Wednesday, April 3, 2013


YA novels are a funny thing these days. So much of them should not be read by kids. The Hunger Games still baffles me as something marketed toward youngsters--such a  gratuitous amount of violence and strong Political rhetoric. Both of which are fine, even appreciated, in an adult novel, but I kind of shudder to think what nightmares a 10-year-old has reading that kid of book. But I don't have kids, so I can't really speak from experience.

The Epitaph of Jonas Barloff on the other hand is a YA horror novel that reads a lot like an old R.L Stine book, which scored points for me, having grown up on those old Goosebumps titles. Yes, there is plenty of darkness here that straddles certain adult tones, and it's impactful, but it is tame. This was more like an after school special mixed  with a good Arthur Conan Doyle story.

The death of a teenage boy, Daniel Townsend, in the opening chapters begins our story. Daniel is the star athlete in high school, but his father is dying from cancer, and he is determined to help his father survive. Rather than go play ball with is friends, Daniel takes a drive out to an old abandoned mansion on the edge of town in hopes of finding answers about a cure for his father. Sadly, Daniel is killed by another driver near the dilapidated estate soon after. Though Daniel's car (and body) are found, the other car leaves no trace of itself or why they wanted Daniel dead. Thus begins our mystery.

Daniel's former girlfriend, Angela, and friend, Marc, begin to uncover clues leading to a possible supernatural explanation of Daniel's death. Why was he at that strange house? Who's the old guy that lives there? And what does that person have to do with Daniel? Meanwhile, a local detective is also trying to solve a second series of strange crimes: a sudden spurt of grave robberies. Bodies are being exhumed at the graveyard near the house where Daniel was killed. Their skulls are taken in the middle of the night by a strange figure in a carriage. Marc and Angela soon stumble upon this act of grave robbing while snooping on the man in the house, and it's clear there is a connection. But what?

I'll hold off on revealing the rest for fear of spoiling the mystery, but suffice to say we get a heaping dose of things that go bump in the night as the mystery begins to unravel.

Author Calvin Dean writes like the best of them, with a superb sense of syntax and a choice for words that proves he's worked at his craft. Add to that some extensive research on Cancer treatments and Police procedure that shows he put some thought into this work and he deserves some pats on the back for his skill.

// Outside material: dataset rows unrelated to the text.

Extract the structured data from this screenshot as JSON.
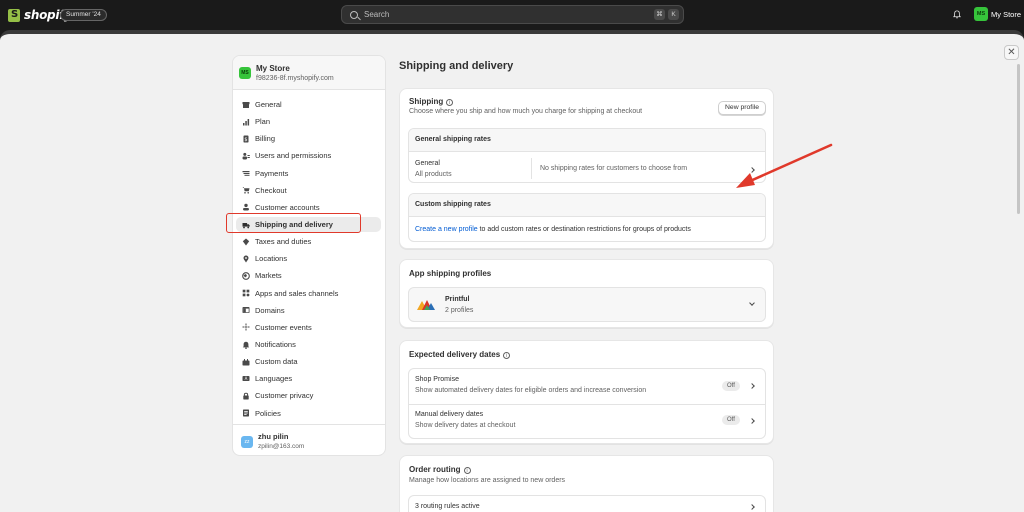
{
  "topbar": {
    "brand": "shopify",
    "edition": "Summer '24",
    "search_placeholder": "Search",
    "kbd_cmd": "⌘",
    "kbd_k": "K",
    "avatar_initials": "MS",
    "store_name": "My Store"
  },
  "sidebar": {
    "store_initials": "MS",
    "store_name": "My Store",
    "store_domain": "f98236-8f.myshopify.com",
    "items": [
      {
        "label": "General",
        "icon": "store-icon"
      },
      {
        "label": "Plan",
        "icon": "plan-icon"
      },
      {
        "label": "Billing",
        "icon": "billing-icon"
      },
      {
        "label": "Users and permissions",
        "icon": "users-icon"
      },
      {
        "label": "Payments",
        "icon": "payments-icon"
      },
      {
        "label": "Checkout",
        "icon": "cart-icon"
      },
      {
        "label": "Customer accounts",
        "icon": "person-icon"
      },
      {
        "label": "Shipping and delivery",
        "icon": "truck-icon"
      },
      {
        "label": "Taxes and duties",
        "icon": "tax-icon"
      },
      {
        "label": "Locations",
        "icon": "location-icon"
      },
      {
        "label": "Markets",
        "icon": "globe-icon"
      },
      {
        "label": "Apps and sales channels",
        "icon": "apps-icon"
      },
      {
        "label": "Domains",
        "icon": "domain-icon"
      },
      {
        "label": "Customer events",
        "icon": "events-icon"
      },
      {
        "label": "Notifications",
        "icon": "bell-icon"
      },
      {
        "label": "Custom data",
        "icon": "data-icon"
      },
      {
        "label": "Languages",
        "icon": "language-icon"
      },
      {
        "label": "Customer privacy",
        "icon": "lock-icon"
      },
      {
        "label": "Policies",
        "icon": "policy-icon"
      }
    ],
    "user_initials": "zz",
    "user_name": "zhu pilin",
    "user_email": "zpilin@163.com"
  },
  "main": {
    "title": "Shipping and delivery",
    "shipping": {
      "title": "Shipping",
      "subtitle": "Choose where you ship and how much you charge for shipping at checkout",
      "new_profile": "New profile",
      "general_rates_header": "General shipping rates",
      "general_title": "General",
      "general_sub": "All products",
      "general_status": "No shipping rates for customers to choose from",
      "custom_rates_header": "Custom shipping rates",
      "custom_link": "Create a new profile",
      "custom_rest": " to add custom rates or destination restrictions for groups of products"
    },
    "app_profiles": {
      "title": "App shipping profiles",
      "app_name": "Printful",
      "app_sub": "2 profiles"
    },
    "delivery_dates": {
      "title": "Expected delivery dates",
      "rows": [
        {
          "title": "Shop Promise",
          "sub": "Show automated delivery dates for eligible orders and increase conversion",
          "status": "Off"
        },
        {
          "title": "Manual delivery dates",
          "sub": "Show delivery dates at checkout",
          "status": "Off"
        }
      ]
    },
    "order_routing": {
      "title": "Order routing",
      "subtitle": "Manage how locations are assigned to new orders",
      "row": "3 routing rules active"
    }
  },
  "colors": {
    "accent_green": "#36c43b",
    "highlight_red": "#e0392b",
    "link_blue": "#005bd3"
  }
}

One issue I had trouble with in this book, however, was the dialogue. It's pretty whitewashed. I know this is a YA novel but we're dealing with high schoolers who can drive and have cellphones which puts them into the 2000s. Too much of their voice seemed pulled from old Leave it to Beaver episodes. I just can't see seventeen-year-olds saying Sir and Ma'am so much these days, or baking muffins for their neighbors. Not that they should have spoken like the teens on that show Skins, but you know, a bit more realism would have been better. Likewise, their parents speak like people from the Stepford Wives. Thankfully the majority of the dialogue drives the novel forward, so even if it's somewhat bland, it's easy enough to gloss over those moments and remain entrenched in the story.

The loose ends were all wrapped up nicely (I was a little confused as to why a couple items had to be so convoluted, but ultimately it doesn't deter from the overall climax, so take that as you will) and the reveal totally surprised me--I did not see it coming! Also, kudos for the epilogue, which ended on a nice dark note that will leave an impression in readers.

All in all The Epitaph of Jonas Barloff is a fun read for youngsters, with some mild violence that is certainly tamer than anything in the Hunger Games. If you can get past some stilted dialogue, this is a very good book. I recommend it.

3.5 OUT OF 5 Worms

No comments:

Post a Comment